- **EXERCISE**:
Every line of the entries below that includes "JSON" belongs in the answer, copied as written.
--
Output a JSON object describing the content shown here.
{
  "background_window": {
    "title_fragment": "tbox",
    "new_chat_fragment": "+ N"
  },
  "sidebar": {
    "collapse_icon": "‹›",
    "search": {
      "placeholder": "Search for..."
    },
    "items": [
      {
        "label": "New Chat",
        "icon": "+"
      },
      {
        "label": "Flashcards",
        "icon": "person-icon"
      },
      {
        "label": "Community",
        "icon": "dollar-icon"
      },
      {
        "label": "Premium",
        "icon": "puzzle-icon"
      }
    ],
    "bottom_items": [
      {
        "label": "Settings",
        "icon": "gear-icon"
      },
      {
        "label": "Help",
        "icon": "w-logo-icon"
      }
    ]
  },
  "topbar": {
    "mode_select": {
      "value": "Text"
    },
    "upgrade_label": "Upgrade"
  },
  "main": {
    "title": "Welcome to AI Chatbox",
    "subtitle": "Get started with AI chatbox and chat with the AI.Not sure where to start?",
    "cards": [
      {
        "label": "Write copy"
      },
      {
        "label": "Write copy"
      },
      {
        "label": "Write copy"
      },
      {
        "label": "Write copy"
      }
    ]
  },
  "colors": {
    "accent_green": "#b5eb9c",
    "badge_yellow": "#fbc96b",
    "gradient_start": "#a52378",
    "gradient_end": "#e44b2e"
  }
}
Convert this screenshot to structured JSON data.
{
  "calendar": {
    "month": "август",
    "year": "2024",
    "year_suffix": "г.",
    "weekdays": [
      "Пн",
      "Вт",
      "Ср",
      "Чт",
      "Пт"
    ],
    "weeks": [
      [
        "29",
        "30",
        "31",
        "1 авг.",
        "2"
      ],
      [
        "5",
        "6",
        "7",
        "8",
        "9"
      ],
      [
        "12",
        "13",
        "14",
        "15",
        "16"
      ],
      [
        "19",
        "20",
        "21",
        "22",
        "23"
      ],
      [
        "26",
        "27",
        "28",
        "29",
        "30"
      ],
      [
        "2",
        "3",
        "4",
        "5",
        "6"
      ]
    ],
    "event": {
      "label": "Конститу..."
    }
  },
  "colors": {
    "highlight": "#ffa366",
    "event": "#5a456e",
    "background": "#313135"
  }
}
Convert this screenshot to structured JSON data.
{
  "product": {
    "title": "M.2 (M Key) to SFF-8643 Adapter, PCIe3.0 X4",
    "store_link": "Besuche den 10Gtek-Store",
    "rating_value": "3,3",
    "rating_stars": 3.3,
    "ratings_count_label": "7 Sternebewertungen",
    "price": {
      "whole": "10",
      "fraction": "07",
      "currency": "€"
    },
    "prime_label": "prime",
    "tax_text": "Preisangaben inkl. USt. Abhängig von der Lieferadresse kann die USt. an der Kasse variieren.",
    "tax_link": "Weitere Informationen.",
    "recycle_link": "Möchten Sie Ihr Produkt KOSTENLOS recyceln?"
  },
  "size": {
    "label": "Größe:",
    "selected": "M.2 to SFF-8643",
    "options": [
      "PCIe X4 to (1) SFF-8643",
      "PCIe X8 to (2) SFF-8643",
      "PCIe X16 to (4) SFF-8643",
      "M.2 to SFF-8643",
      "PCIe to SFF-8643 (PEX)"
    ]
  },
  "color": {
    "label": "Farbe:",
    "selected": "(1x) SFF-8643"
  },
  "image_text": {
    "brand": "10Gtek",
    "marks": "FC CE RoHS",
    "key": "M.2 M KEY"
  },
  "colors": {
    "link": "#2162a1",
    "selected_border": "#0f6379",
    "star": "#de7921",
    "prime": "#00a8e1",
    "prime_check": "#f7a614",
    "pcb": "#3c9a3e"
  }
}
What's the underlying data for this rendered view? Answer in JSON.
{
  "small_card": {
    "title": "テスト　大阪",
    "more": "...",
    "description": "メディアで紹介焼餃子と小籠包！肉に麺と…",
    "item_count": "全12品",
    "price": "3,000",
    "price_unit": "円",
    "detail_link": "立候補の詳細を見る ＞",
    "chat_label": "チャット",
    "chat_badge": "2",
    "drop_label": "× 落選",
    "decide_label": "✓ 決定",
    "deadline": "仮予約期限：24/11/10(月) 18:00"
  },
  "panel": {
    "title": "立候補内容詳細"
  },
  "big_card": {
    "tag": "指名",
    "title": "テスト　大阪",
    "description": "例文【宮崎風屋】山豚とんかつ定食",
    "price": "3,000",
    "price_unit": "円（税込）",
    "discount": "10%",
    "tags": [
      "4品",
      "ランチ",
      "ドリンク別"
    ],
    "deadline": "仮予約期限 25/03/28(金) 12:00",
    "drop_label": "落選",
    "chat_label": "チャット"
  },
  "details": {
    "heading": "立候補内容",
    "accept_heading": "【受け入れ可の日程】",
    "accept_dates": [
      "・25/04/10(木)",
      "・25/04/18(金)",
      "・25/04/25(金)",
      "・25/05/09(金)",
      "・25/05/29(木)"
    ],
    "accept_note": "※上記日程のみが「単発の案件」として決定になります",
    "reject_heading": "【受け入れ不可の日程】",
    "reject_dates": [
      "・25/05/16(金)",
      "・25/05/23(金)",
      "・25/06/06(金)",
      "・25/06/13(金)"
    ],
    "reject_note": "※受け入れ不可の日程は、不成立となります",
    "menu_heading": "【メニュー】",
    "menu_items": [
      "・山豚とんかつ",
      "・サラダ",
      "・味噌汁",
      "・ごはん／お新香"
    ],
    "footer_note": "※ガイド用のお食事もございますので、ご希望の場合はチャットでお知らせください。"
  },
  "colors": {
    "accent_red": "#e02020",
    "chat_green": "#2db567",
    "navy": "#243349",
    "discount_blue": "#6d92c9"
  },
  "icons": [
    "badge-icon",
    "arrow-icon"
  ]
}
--
- **ANSWER BELOW**:
Output a JSON object describing the content shown here.
Convert this screenshot to structured JSON data.
Convert this screenshot to structured JSON data.
What's the underlying data for this rendered view? Answer in JSON.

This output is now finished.